** REQUIRED ACTION **
Answer with the number of lines in the listing below that contain the word "time", and nothing else.

** DATA FOR THIS EXERCISE **

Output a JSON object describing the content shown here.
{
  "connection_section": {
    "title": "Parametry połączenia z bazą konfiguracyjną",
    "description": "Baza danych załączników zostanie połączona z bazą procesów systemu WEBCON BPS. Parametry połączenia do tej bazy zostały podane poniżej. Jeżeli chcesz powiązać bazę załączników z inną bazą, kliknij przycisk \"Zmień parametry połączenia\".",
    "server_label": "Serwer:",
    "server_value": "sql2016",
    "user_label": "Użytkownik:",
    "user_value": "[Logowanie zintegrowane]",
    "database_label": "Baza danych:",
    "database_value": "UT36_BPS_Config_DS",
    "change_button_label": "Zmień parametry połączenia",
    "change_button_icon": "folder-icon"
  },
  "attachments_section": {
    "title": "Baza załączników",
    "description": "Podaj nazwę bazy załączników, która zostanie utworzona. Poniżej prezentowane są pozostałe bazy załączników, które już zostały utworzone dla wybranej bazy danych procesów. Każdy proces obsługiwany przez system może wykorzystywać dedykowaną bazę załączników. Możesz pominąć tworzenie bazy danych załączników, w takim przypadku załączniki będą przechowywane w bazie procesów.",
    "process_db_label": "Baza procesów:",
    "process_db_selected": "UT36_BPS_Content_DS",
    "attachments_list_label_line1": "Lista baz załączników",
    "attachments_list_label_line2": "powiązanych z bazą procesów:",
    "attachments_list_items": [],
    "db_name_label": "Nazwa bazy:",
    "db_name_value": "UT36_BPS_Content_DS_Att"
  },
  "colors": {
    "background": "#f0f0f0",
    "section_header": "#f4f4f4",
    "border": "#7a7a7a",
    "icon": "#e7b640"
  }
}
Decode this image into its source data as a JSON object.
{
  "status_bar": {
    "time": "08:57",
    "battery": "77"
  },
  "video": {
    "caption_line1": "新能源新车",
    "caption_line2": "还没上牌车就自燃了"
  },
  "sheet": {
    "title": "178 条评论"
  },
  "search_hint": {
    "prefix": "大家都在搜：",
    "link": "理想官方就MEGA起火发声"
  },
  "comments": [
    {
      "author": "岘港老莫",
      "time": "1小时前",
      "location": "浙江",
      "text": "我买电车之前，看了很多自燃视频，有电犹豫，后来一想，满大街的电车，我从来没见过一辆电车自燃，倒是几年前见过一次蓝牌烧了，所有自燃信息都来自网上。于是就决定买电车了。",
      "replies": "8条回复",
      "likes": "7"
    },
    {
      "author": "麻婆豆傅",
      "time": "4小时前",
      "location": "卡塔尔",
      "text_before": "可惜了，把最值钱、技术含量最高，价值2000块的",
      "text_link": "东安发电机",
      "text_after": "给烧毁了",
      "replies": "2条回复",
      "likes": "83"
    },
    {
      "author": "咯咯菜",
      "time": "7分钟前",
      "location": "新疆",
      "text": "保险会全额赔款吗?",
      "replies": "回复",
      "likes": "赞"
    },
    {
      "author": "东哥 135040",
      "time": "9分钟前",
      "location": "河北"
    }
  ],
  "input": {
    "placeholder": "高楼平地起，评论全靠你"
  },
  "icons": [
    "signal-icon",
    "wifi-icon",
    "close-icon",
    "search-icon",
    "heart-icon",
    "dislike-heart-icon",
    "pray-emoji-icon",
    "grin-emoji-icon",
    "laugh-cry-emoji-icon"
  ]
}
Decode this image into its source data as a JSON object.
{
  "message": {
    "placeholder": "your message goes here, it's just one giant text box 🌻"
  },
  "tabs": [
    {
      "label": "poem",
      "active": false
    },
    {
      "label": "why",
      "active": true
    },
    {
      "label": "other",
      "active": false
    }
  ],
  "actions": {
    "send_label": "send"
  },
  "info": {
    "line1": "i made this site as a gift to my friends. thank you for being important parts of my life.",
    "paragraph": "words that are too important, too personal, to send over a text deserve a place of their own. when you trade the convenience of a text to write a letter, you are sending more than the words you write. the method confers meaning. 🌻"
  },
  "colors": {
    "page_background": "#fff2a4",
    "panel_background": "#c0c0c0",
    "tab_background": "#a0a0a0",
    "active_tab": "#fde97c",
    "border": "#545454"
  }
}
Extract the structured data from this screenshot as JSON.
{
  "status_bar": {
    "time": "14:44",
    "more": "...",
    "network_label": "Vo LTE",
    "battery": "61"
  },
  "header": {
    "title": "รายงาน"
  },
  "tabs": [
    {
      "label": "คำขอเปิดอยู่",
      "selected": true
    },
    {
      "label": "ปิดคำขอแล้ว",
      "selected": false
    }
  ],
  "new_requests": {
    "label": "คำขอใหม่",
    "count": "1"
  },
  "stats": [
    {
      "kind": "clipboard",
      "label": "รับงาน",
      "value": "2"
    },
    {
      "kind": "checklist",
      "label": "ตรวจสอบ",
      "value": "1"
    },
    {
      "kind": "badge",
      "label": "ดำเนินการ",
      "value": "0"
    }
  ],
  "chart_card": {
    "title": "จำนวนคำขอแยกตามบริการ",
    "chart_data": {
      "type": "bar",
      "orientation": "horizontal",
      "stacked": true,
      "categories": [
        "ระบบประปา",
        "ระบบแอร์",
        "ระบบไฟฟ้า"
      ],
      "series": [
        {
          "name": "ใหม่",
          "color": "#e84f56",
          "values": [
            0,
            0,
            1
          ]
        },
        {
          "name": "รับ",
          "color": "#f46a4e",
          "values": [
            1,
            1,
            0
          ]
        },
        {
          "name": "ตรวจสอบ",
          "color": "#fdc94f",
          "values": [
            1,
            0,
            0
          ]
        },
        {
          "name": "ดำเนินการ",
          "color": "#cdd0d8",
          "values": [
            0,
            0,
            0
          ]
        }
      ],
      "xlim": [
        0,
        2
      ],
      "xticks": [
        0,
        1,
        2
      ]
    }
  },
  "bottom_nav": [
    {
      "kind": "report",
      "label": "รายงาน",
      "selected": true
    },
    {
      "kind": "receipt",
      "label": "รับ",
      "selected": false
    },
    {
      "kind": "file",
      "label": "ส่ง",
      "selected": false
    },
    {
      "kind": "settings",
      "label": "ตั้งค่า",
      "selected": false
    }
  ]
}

** EXERCISE OUTPUT **
6